Information provided Start Marker
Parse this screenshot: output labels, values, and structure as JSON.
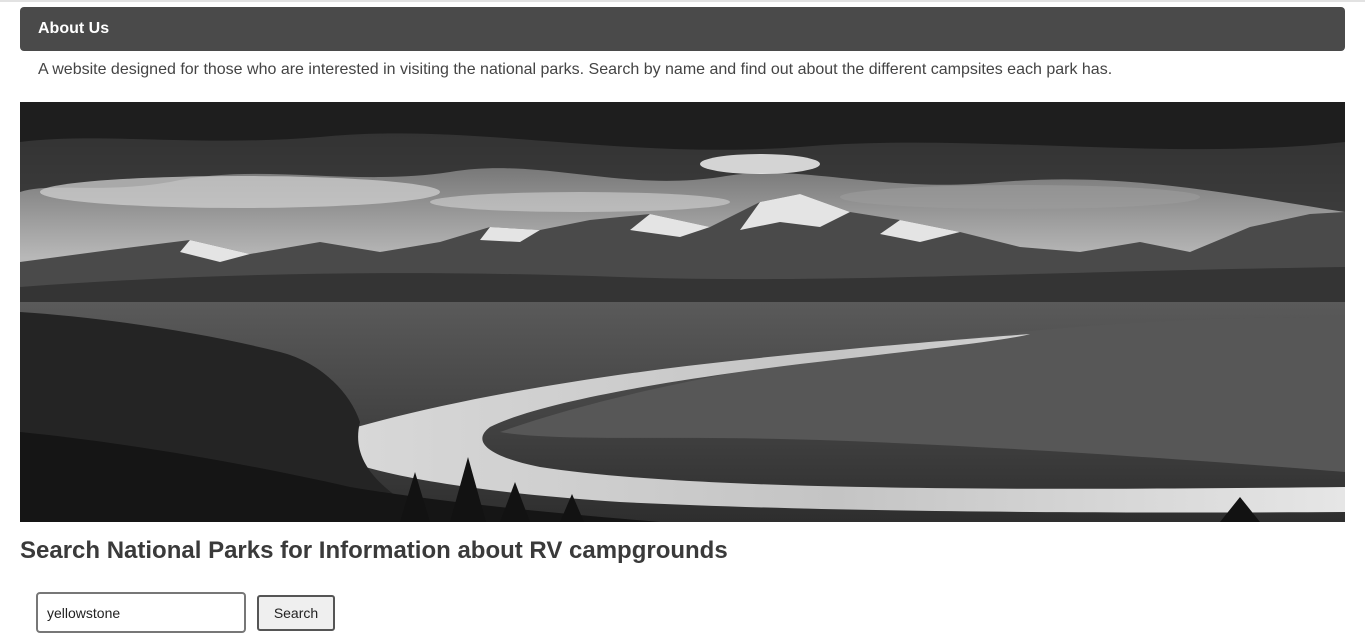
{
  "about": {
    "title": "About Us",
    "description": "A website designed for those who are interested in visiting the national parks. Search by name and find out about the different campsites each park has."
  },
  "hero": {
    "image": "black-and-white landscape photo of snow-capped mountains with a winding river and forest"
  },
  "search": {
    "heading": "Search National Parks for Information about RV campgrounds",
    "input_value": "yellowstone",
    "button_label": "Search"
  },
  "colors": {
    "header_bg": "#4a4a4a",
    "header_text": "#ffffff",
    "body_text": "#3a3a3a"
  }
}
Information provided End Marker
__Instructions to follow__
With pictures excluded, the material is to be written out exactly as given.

__Result__
Parse this screenshot: output labels, values, and structure as JSON.
{
  "about": {
    "title": "About Us",
    "description": "A website designed for those who are interested in visiting the national parks. Search by name and find out about the different campsites each park has."
  },
  "hero": {
    "image": "black-and-white landscape photo of snow-capped mountains with a winding river and forest"
  },
  "search": {
    "heading": "Search National Parks for Information about RV campgrounds",
    "input_value": "yellowstone",
    "button_label": "Search"
  },
  "colors": {
    "header_bg": "#4a4a4a",
    "header_text": "#ffffff",
    "body_text": "#3a3a3a"
  }
}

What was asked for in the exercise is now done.